And on Thursday, he said, there was another plan, dated April 2011, on display at the Planning Board meeting.
“I’ve been looking at commercial construction plans for more than 30 years, and I’ve never seen anything like this,” Mr. Simms, who has a background in making and marketing commercial building materials, told the Planning Board. “It looks like a shell game. You have to guess which is the real plan. It’s not possible for us, and probably not for you, to track what’s going on here.”
Mr. Simms said one plan shows 247 parking spaces and another shows 226 parking spaces. He said that when the Town Board granted two special permits for Village at Jamesport to allow two bistros and two professional office buildings instead of the permitted retail uses, it failed to recalculate the parking.

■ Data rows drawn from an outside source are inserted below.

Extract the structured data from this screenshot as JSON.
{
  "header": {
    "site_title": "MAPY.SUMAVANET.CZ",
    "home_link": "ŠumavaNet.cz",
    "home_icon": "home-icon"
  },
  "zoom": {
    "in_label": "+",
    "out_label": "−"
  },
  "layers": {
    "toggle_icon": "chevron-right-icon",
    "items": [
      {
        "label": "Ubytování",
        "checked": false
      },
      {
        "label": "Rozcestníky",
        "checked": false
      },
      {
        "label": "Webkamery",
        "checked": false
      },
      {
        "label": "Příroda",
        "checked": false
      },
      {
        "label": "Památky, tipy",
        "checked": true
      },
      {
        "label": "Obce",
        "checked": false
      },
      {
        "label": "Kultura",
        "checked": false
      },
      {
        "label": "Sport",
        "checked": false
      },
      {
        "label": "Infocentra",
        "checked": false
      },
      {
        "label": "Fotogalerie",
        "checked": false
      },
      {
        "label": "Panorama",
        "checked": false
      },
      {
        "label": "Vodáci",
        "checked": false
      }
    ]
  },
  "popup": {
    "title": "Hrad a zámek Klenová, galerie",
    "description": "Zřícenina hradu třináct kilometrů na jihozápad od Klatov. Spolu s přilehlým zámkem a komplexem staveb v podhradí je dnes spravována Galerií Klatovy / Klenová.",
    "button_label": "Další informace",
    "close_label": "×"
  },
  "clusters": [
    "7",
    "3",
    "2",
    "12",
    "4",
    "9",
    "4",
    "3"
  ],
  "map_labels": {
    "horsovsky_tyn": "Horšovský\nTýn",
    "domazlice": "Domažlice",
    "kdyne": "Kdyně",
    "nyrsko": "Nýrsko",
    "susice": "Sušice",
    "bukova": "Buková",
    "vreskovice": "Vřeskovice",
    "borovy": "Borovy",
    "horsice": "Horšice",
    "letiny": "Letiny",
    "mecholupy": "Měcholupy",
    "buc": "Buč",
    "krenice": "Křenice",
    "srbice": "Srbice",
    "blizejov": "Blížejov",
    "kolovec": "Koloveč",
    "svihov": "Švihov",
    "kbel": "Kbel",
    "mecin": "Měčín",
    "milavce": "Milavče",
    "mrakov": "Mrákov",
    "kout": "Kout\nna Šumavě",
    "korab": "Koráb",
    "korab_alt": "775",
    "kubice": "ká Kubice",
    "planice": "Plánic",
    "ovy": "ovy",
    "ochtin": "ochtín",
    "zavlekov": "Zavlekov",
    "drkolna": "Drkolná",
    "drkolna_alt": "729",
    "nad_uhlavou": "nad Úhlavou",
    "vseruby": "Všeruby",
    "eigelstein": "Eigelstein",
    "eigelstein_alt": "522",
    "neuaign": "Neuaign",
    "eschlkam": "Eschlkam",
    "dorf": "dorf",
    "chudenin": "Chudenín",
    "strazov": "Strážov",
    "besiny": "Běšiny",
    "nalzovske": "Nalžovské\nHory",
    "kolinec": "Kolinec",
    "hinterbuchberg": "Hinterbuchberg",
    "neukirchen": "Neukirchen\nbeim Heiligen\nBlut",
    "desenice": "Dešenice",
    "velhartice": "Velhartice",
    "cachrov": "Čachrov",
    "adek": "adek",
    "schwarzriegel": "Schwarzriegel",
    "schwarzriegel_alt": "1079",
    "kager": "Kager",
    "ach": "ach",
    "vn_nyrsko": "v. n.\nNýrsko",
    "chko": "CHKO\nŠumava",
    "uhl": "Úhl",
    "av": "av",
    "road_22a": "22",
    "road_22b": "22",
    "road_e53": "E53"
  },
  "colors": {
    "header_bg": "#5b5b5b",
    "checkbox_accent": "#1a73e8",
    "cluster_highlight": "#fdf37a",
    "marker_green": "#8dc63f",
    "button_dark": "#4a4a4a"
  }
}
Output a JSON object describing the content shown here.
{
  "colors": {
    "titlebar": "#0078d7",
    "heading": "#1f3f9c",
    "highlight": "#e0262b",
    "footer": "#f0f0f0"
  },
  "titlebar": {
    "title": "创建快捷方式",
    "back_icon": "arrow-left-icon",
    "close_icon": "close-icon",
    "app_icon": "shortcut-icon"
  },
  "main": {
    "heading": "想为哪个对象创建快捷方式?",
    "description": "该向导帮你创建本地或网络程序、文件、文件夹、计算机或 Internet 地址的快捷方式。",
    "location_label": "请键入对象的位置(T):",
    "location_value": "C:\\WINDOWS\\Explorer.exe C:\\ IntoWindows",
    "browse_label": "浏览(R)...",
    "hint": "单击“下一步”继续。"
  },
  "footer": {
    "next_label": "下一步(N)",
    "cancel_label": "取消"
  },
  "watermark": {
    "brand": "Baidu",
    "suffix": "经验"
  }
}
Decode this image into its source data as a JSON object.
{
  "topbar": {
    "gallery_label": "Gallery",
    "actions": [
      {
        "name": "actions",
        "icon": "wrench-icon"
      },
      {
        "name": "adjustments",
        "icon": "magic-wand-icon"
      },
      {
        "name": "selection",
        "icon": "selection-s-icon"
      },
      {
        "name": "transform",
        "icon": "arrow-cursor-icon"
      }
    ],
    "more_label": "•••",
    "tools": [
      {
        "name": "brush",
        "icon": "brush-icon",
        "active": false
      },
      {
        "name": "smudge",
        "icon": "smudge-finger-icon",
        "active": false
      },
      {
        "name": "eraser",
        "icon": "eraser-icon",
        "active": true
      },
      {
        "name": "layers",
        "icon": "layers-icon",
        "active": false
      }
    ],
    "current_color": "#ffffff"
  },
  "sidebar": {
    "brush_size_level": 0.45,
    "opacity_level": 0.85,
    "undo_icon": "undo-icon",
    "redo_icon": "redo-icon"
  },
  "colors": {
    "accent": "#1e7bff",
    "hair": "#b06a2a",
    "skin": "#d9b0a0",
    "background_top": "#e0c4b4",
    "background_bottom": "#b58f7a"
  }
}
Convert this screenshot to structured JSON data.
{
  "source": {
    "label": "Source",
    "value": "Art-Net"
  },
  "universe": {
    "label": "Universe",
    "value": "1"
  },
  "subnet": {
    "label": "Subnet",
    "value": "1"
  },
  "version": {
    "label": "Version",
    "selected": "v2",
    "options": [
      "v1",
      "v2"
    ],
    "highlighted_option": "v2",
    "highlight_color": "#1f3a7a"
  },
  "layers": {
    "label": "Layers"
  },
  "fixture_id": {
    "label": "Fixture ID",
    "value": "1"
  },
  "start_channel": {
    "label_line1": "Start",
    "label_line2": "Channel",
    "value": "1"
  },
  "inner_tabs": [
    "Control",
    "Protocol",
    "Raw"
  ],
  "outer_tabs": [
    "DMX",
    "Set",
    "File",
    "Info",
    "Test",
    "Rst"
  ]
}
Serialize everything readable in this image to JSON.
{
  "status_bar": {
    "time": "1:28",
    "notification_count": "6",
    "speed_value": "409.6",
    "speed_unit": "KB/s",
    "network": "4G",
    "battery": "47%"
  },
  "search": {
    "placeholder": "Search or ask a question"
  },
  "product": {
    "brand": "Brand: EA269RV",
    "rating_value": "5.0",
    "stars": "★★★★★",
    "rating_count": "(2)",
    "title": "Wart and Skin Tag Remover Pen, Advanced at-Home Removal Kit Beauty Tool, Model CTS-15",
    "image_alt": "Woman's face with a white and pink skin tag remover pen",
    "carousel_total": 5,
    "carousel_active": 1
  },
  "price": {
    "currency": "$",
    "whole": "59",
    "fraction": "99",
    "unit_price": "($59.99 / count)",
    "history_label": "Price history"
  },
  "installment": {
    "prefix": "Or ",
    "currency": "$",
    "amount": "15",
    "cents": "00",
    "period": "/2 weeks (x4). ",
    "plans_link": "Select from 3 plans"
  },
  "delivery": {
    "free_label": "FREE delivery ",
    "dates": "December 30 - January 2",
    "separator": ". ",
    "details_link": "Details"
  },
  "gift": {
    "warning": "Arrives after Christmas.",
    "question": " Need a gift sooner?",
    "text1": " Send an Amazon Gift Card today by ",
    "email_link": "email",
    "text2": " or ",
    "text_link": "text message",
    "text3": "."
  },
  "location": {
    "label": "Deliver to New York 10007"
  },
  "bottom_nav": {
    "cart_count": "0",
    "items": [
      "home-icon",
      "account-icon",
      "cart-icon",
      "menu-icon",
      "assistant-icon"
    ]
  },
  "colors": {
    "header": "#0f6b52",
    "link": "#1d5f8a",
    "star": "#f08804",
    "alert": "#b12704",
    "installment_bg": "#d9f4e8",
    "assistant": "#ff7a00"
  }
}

The Town Board, by a resolution agreed to by the applicant, limited the two bistros to a total of 4,000 square feet, instead of 8,000 square feet, which would normally have been permitted.
But Mr. Simms said “you’re still going to have 4,000 square feet of something else” such as retail, which would need parking. He maintains that the application falls short of the required number of parking spaces by about 27 because of the bistros approvals, since bistro parking is based on number of seats, not square footage. The applicant proposes two 50-seat bistros.
The plan that was the subject of the Nov. 15 Planning Board meeting also shows the entrance road to the development moved farther west and closer to the home of Tom and Anne Kowalsick. Robert Stromski, a consultant for the applicant, said the state Department of Transportation wanted the entrance moved farther west.
But the map Mr. Simms was given on Jan. 16 shows that entrance road back where it was in earlier plans.
Town planning director Rick Hanley said he had not seen the Jan. 16 plan.
“I can’t deal with unsolicited plans dropped off a day before a discussion is planned,” Mr. Hanley said.
“I make a motion to table the resolution on the public hearing notice until we have the correct maps,” Planning Board member Lyle Wells said. “We want to make sure everybody is looking at the same map.”
The board agreed, 4-0, with board member Joe Baier absent, to put off the vote to schedule a public hearing.